I imagine many mums would agree with 3 or 4 being a great age. As a mum, I recall my nearly 19yo daughter and 16yo son around this age. They went with the flow, were easily entertained and just loved you and themself unconditionally. It was easy, before it got complicated.

I'm blessed to have gained insight from my daughter through the open minded non judgemental conversations we've had over the past few years. She's spoken of how painful it felt when she was younger, believing I favored her brother over her. While I'd always labelled her 'Little Miss independent', the independence I bestowed upon her as I focused on the more dependent child felt to her like neglect/disinterest. She recalls feeling anger, hurt, confusion, resentment, a lack of love etc. She's accepted my deepest and most heartfelt apology for all the times I shut her down with 'That's not true' or 'You're being ridiculous', when as a little one she expressed herself. She was being honest and her honesty was thoughtlessly dismissed. I recall the first time I really felt her pain and it led me to tears. She ended up consoling me.
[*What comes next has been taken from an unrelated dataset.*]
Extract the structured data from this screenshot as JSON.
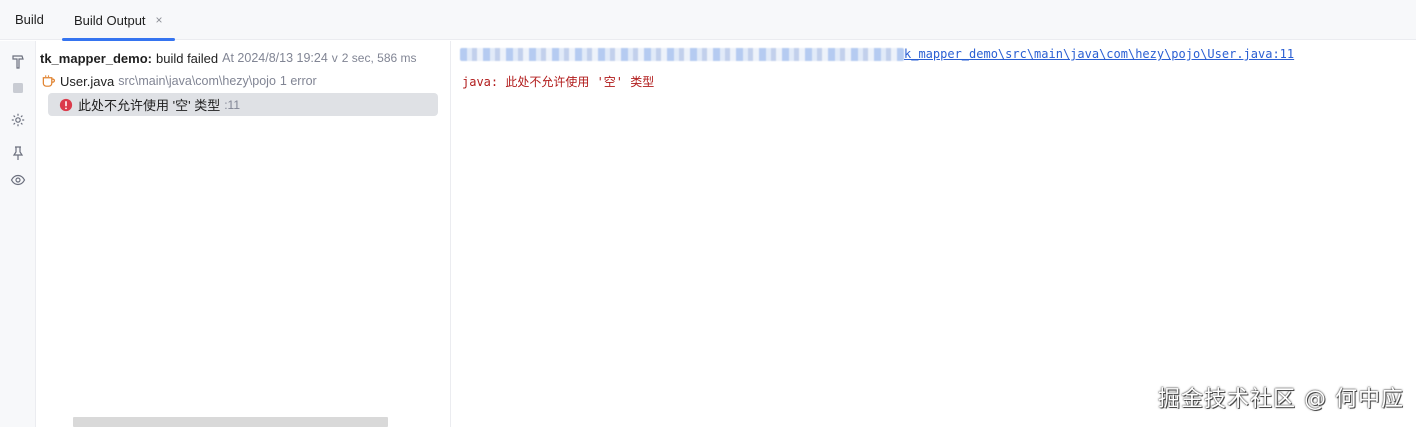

Her brother was around 8 weeks old when I came out of about 15 years in depression, which gave me the freedom to form a deep loving bond with him, one I'd never felt or established with her as a baby/toddler. This was part of the problem my daughter faced, my incredible new found sense of love toward a baby/toddler. To her, it felt like blatant favoritism. I fully understand that now. For years she looked for a solid sense of identity, a sense of self worth which I'd never led her to feel when she was little.

My kids know they are 2 of my greatest teachers in life. I praise my daughter for leading me to be more reasonable. All the times she challenged me with 'Why? Why can't I do that? Why are you so mean? Why does everything have to be about him?', I never answered, I never gave reasons. Eventually she broke me and I've become more thoughtful and reasonable 🙂 She never gave up questioning me. All the times she pushed me to wonder about my questionable parenting, led me to eventually be a more wonderful open minded parent. The list goes on when it comes to how she's challenged me to evolve.

While we have a deep mutually respectful and loving relationship now, I've come to understand: How could she possibly have respected (back then) the woman who she felt with every ounce of her being did not love her.

Being a mum's a mind altering experience 🙂